Here are five quick tests you can use to assess the financial strength of your stocks, which I call “financial fitness.” I’ll use data from Seeking Alpha to describe the tests, but you may find the same information on other websites.

I check the scores for Delta Airlines (ticker: DAL), General Motors (GM), Microsoft (MSFT), Shopify (SHOP) and Tesla (TSLA). First, on the Seeking Alpha home page, enter a ticker symbol; Click on “Finance” and then select “Overview”. There you can select the same page for other stocks by simply entering a new ticker in the search window above.

We start with the profitability test.

How profitable?

Profitable companies are best placed to finance their own growth. Use the Return on Assets (ROA) meter, which compares net income to total assets. Positive values ​​reflect positive returns and vice versa. Score one point for ROAs over 10 and subtract one point for negative ROAs. Here are the ROA and point values ​​for each stock:

Delta: -10% = -1; General Motors 3% = 0; Microsoft 14% = 1; Shopify 3% = 0; Tesla: 3% = 0.

Assets vs. Liabilities?

Use the current ratio (working capital divided by current liabilities) to determine whether a company has enough working capital (cash, inventories, and receivables) to meet its current liabilities (liabilities). The ratios are above one when the assets exceed the liabilities and vice versa. Give one point for ratios above 2.0 and subtract one point for ratios below 1.0.

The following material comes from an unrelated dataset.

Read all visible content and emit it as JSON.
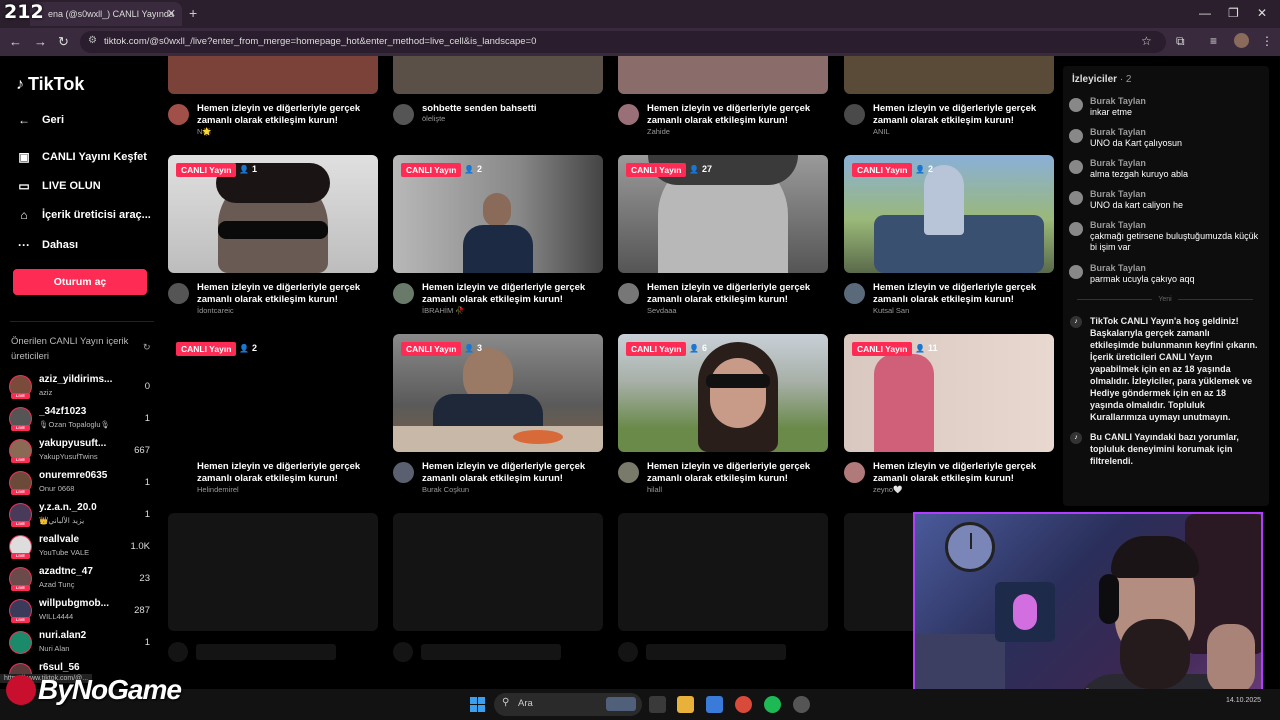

Delta: 0.9 = -1; General Motors 1.1% = 0; Microsoft 2.3% = 1; Shopify 17% = 1; Tesla: 2% = 0.

Burn cash?

Bookkeeping rules sometimes make companies appear profitable when they are actually profitable; Cash is more likely to flow out than into their bank accounts. “Net operating cash flow” is the flow of money that flowed into or withdrawn from a company’s bank accounts as a result of its basic business operations. Obviously, cash inflow is better than cash outflow. Add one point for positive values ​​and subtract one point for negative cash flow.

Delta: $ -3 billion = -1; General Motors $ 16 billion = 1; Microsoft $ 73 billion = 1; Shopify $ 65 million = 1; Tesla: $ 8 billion = 1.

Free Cash Flow?

Free cash flow is excess cash flow that a company does not need to finance its basic business. It could be used to reduce debt, fund expansion, raise dividends, etc., all happy events for shareholders. Add one point for positive indebted free cash flows and subtract one point for negative values.

Delta: $ -4 billion = -1; General Motors-$ 14 billion = 1; $ 38 billion = 1; Shopify $ 491 million = 1; Tesla: $ 4 billion = 1.

Too Much Debt?

Long-term debt to total capital, a leverage measure, is the debt percentage of total capital (debt plus market capitalization). Quotas below 50% indicate a low level of debt. Give one point for ratios below 60% and subtract one point for ratios above 80%.

Delta: 86% = -1; General Motors 46% = 1; Microsoft 33% = 1; Shopify 10% = 1; Tesla: 28% = 1.

Final results

If we add up the fiscal fitness values, we get: Delta -5, General Motors 3, Microsoft 5, Shopify 4, Tesla 3. Positive values ​​reflect strong financials, but many other factors play a role in deciding whether or not to start owning from a. Make money stock.

Aptos’ Harry Domash publishes Winning Investing and Dividend Detective websites. Contact him at www.winninginvesting.com or Santa Cruz Sentinel, 324 Encinal St., Santa Cruz, CA 95060. To see previous Domash columns, visit santacruzsentinel.com/topic/Harry_Domash.